• Activity: Collect each line of the records containing the string "document".

• Input data:
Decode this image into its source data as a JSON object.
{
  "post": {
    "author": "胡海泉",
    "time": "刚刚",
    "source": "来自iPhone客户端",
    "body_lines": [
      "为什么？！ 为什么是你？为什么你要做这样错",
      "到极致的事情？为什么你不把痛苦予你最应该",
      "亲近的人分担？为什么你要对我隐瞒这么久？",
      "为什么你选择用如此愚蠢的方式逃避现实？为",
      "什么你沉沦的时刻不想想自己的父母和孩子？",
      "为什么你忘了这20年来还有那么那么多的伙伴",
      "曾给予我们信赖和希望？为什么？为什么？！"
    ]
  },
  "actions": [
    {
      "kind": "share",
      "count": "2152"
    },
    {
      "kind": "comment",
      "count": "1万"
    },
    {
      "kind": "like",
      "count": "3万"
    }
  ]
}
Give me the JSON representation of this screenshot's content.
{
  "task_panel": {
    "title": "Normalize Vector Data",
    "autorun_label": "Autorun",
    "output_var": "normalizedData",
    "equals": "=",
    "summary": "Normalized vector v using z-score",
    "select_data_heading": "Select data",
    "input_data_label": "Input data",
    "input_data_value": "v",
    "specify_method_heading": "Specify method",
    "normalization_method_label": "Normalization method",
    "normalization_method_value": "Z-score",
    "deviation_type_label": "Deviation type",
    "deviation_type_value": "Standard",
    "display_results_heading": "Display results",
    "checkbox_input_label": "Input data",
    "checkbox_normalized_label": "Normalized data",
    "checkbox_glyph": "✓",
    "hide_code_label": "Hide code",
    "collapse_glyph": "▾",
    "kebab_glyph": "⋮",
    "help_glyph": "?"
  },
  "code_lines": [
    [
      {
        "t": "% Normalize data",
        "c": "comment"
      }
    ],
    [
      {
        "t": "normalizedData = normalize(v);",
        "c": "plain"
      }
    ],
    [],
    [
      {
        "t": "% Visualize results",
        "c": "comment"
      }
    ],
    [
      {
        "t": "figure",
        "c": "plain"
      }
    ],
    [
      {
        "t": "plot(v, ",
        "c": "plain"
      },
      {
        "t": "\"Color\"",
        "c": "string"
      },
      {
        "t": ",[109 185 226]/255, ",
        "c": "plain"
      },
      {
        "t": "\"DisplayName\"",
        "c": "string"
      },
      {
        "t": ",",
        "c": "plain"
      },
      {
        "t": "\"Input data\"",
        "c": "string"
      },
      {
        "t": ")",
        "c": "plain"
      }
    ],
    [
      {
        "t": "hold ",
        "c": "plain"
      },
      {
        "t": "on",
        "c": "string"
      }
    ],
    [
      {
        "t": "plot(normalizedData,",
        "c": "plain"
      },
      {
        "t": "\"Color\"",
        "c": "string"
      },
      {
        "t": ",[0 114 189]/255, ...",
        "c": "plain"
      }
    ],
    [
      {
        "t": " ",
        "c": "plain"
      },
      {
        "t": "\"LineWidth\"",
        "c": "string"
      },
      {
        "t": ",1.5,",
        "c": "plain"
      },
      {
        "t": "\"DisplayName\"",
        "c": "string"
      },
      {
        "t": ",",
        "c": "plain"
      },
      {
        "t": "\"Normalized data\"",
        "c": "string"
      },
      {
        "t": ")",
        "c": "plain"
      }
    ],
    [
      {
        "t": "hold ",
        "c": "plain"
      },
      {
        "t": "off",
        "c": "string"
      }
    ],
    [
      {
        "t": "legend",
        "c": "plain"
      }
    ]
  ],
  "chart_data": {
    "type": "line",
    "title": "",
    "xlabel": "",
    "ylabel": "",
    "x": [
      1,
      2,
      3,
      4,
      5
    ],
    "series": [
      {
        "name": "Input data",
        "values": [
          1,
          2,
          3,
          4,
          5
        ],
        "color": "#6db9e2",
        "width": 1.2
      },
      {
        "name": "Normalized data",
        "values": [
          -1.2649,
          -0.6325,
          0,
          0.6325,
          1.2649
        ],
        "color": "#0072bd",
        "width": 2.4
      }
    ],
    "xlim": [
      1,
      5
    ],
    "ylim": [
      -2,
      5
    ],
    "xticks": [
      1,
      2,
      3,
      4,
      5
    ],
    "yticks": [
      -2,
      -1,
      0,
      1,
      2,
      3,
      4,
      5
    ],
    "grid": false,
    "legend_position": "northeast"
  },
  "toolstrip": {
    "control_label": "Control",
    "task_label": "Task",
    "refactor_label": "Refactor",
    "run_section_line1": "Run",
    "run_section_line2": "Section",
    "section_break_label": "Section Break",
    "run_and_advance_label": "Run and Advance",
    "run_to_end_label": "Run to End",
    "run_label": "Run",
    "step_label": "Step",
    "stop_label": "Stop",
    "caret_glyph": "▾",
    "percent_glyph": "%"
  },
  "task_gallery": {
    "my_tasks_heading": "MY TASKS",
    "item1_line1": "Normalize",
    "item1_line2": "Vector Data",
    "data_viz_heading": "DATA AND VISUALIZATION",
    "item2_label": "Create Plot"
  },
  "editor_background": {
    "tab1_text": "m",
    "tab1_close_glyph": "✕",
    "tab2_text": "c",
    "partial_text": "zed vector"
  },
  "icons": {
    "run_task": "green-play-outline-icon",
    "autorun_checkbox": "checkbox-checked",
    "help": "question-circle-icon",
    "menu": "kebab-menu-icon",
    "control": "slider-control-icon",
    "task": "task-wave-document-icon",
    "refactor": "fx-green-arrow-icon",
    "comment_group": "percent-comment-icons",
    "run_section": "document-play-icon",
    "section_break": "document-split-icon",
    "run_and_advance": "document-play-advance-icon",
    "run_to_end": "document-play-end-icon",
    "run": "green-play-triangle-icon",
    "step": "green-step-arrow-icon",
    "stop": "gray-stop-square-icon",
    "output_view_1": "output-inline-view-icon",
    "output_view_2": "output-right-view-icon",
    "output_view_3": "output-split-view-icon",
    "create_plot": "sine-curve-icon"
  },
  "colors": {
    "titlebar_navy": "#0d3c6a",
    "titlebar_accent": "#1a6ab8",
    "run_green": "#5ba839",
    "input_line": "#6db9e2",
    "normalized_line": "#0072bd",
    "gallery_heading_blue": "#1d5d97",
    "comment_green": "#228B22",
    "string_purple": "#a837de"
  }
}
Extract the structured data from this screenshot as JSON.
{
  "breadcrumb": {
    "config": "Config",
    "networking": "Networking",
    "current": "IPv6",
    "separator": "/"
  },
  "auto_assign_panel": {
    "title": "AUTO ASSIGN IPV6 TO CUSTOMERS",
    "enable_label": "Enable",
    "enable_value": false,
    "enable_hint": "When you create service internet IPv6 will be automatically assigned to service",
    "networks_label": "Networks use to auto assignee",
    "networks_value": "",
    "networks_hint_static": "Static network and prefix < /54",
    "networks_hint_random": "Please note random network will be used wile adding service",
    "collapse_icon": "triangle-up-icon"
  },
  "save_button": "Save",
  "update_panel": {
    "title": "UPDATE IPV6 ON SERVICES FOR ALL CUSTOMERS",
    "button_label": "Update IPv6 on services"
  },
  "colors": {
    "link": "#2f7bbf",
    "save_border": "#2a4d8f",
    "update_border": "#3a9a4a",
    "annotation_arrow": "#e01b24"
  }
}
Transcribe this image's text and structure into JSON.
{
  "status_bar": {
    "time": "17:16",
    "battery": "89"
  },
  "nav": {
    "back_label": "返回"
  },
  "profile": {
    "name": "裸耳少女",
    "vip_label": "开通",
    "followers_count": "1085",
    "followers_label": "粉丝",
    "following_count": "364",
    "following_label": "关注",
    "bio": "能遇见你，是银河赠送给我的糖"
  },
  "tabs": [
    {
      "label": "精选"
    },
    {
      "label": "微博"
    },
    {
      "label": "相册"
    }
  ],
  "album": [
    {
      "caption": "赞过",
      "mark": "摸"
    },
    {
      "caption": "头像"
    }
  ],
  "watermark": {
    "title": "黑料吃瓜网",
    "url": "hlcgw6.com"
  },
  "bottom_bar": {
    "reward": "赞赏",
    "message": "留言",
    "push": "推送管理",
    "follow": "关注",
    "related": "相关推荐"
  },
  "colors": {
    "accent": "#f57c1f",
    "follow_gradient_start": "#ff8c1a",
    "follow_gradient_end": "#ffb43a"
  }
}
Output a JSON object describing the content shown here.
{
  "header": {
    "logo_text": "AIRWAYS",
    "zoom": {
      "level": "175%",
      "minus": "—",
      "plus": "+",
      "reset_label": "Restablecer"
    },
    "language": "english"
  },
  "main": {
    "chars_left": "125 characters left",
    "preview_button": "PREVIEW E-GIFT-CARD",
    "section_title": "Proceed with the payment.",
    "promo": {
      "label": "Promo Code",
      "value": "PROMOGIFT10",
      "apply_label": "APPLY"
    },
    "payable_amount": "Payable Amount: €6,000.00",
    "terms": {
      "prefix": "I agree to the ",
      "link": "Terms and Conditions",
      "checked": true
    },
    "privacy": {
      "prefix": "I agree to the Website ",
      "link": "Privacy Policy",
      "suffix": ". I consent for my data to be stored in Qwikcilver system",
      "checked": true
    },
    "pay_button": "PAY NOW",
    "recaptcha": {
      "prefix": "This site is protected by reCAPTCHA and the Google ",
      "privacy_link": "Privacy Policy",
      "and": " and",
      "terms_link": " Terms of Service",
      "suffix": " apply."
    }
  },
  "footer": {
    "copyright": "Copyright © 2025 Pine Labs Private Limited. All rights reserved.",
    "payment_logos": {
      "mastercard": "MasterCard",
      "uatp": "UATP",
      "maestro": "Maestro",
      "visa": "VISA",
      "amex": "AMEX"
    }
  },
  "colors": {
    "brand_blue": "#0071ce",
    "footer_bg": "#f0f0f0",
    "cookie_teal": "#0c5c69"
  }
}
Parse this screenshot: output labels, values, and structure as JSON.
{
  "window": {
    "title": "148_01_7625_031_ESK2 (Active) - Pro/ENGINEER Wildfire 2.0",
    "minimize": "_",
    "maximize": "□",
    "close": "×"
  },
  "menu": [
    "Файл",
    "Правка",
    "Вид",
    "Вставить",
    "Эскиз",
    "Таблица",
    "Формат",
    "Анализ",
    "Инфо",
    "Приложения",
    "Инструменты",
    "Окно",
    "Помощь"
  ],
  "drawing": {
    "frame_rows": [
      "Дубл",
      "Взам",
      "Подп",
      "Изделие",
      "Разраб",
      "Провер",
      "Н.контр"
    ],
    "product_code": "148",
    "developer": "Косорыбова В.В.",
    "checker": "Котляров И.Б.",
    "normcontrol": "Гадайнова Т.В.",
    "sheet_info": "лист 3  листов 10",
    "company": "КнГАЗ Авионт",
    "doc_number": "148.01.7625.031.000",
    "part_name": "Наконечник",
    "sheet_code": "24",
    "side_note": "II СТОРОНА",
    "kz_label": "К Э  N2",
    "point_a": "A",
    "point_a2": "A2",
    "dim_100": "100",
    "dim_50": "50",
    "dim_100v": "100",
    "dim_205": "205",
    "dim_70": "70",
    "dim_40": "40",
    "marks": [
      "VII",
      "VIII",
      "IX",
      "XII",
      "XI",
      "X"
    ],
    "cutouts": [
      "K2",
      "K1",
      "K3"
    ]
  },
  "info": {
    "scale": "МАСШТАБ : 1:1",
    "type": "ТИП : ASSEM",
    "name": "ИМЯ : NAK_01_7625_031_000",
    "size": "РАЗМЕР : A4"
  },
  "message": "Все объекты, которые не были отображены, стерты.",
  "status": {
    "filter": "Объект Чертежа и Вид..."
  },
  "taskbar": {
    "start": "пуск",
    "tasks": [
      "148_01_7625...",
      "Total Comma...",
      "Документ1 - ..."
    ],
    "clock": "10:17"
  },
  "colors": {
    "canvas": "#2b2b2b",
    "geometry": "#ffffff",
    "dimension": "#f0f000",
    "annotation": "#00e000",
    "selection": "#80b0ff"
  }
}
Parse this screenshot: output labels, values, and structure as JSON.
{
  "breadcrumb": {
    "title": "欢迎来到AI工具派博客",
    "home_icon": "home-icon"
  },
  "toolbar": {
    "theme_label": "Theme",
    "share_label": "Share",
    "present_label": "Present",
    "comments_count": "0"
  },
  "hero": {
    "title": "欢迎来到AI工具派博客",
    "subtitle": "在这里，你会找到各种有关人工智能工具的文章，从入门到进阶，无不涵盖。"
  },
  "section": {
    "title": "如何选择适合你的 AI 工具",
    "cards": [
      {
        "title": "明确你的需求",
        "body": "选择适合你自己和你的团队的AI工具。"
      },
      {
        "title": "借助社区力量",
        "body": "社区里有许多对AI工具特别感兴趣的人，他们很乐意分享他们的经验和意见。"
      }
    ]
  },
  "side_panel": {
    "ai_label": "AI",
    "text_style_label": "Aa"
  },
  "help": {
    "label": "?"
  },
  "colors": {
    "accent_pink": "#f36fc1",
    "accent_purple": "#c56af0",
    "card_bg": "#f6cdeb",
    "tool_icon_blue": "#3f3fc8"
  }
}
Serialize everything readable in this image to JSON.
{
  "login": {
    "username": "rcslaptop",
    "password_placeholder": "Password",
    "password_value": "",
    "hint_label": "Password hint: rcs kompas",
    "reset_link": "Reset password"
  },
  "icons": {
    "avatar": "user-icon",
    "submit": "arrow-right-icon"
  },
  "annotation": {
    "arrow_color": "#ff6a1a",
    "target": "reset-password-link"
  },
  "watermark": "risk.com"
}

• Answer box:
    "task": "task-wave-document-icon",
    "run_section": "document-play-icon",
    "section_break": "document-split-icon",
    "run_and_advance": "document-play-advance-icon",
    "run_to_end": "document-play-end-icon",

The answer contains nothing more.